Marc ten Bosch is creating Miegakure, a puzzle platformer in the fourth dimension. He took the time to talk with Cat about how that works, what it’s like designing a game in 4D, and the implications of exploring the fourth dimension.
You can read Part One of the interview here: http://n4g.com/user/blogpos...
CAT: The game concept is very cerebral and sounds intimidating in print, but the style is very beautiful and peaceful. What art and design has influenced the Miegakure aesthetic? What is the role of art in game design?
MARC: We tried to find a good middle ground between realistic and illustrative. On the illustrative side, Japanese Anime like Studio Ghibli movies and Naruto are inspirations. We also looked at Japanese prints by Hiroshige, etc...
We also have this "low-poly" look for the rocks for example. Right now it's sort of in fashion to do low-poly graphics with big flat triangles, but for us it made particular sense because it reflects the fact that 4D meshes are slower to render than 3D meshes. So we have to make them lower "poly" to compensate. The fact that it is a nice nostalgic nod to a time when 3D graphics was brand new is just an added bonus!
We also have this far away isometric camera. So we looked at Bonsai trees and "Penjing," which is the Chinese equivalent, but for depicting entire landscapes in miniature, not just trees. This viewpoint is also often the viewpoint adopted by JRPGs back in the PS1 era, games like Chrono Cross, Final Fantasy Tactics, and Breath or Fire. These games are also a big inspiration in that they have these beautiful colorful worlds you can explore and great music.
A great and interesting thing is that by improving the graphics, gameplay is improved in the process. Since the graphics are largely what players use to understand how 4D space works, the more accurate they are the more accurately they can be used as gameplay cues. Some of these cues may only be picked up at a subconscious level, which makes accurately simulating the 4D so important.
CAT: Do you think making a concept into a game instantly grants it accessibility to a broad group of people? What are your concerns about appeal and accessibility?
MARC: I think you have to present the concept properly, and that depends on the design, but also a lot on the concept itself. Some concepts (including this one I think) lend themselves more easily to becoming games. But in general games certainly allow us to understand concepts at a more intuitive level, which is something you could not do before.
I think it's clear from previous indie game successes that a lot of people are fascinated by games that twist and expand their concept of space. As far as accessibility is concerned I do a ton of playtesting at shows like PAX, so that if something is too difficult I am forced to see it first-hand and fix it. I worked really hard on level progression, and year-to-year we saw big jumps in accessibility! It was amazing to see.
CAT: Could the 4th dimension meet up with virtual reality? Will you develop for Oculus Rift?

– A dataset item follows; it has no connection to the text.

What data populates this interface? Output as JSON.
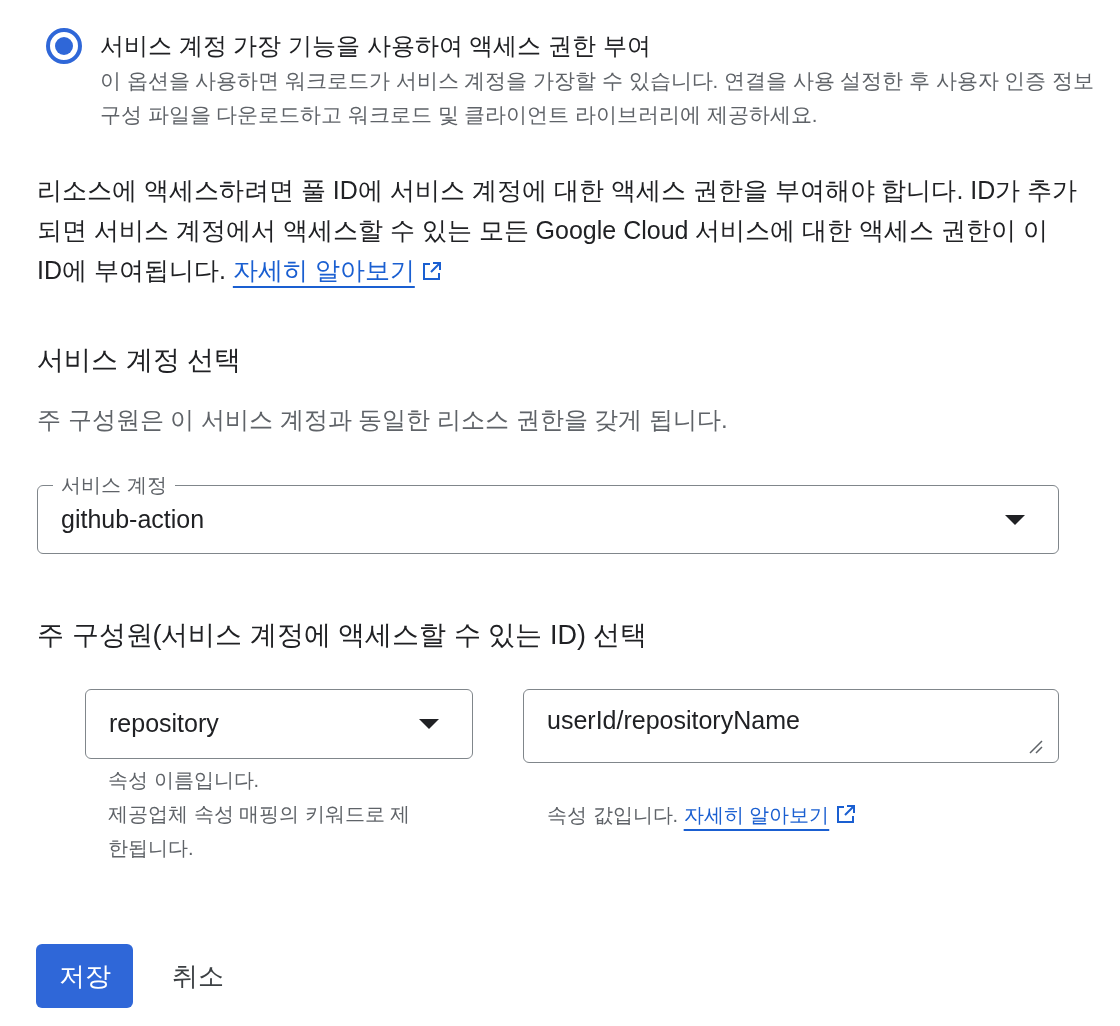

MARC: I think I will do something for VR, but it won't be Miegakure exactly. I think the sense of presence is interesting but for me the ideal thing would be haptic gloves or something to be able to feel 4D objects.
CAT: Is the principle of Miegakure, exploring the 4th dimension, something you expect to see applied to other games?
MARC: I don't know! It would be cool. I would rather not speculate. I do really hope that more people will turn other mathematical concepts into games.
CAT: Is user created content possible?
MARC: Yes, and I am hoping to release a level editor at some point after the game is out.
CAT: What is the release timeline, and what platforms?
MARC: We will release the game when it's done (we expect that to be next year, but don't hold us to that). The game will be released on PC/Mac/Linux (we will likely be on Steam). We want to release on a console too but we haven't announced anything regarding that yet.
CAT: Who is making Miegakure anyway?
MARC: Marc ten Bosch (me): design and programming
Jeff Weber and Hannah Sayre: 3D modeling/animation
Rich Vreeland (Disasterpeace) and Mateo Lugo: music
Eduardo Ortiz Frau: sound design
G.P. Lackey: additional art
CAT: What is your background in game design, and can you talk about your previous projects?
MARC: I wanted to be a game designer ever since I was a kid. I went to college for it (did a couple of year-long team projects), and went to grad school focusing on computer graphics. I was briefly in industry doing computer graphics, and this was around when the indie scene started exploding. This is when I started working on Miegakure.
CAT: What does being an independent developer mean to you? What are your thoughts about the current indie scene?
MARC: It's great being able to design whatever I feel like, and not have to answer to large corporations. I am glad we live in a time when it is possible to do this.
CAT: Thank you, Marc!
Day 14 | Marc ten Bosch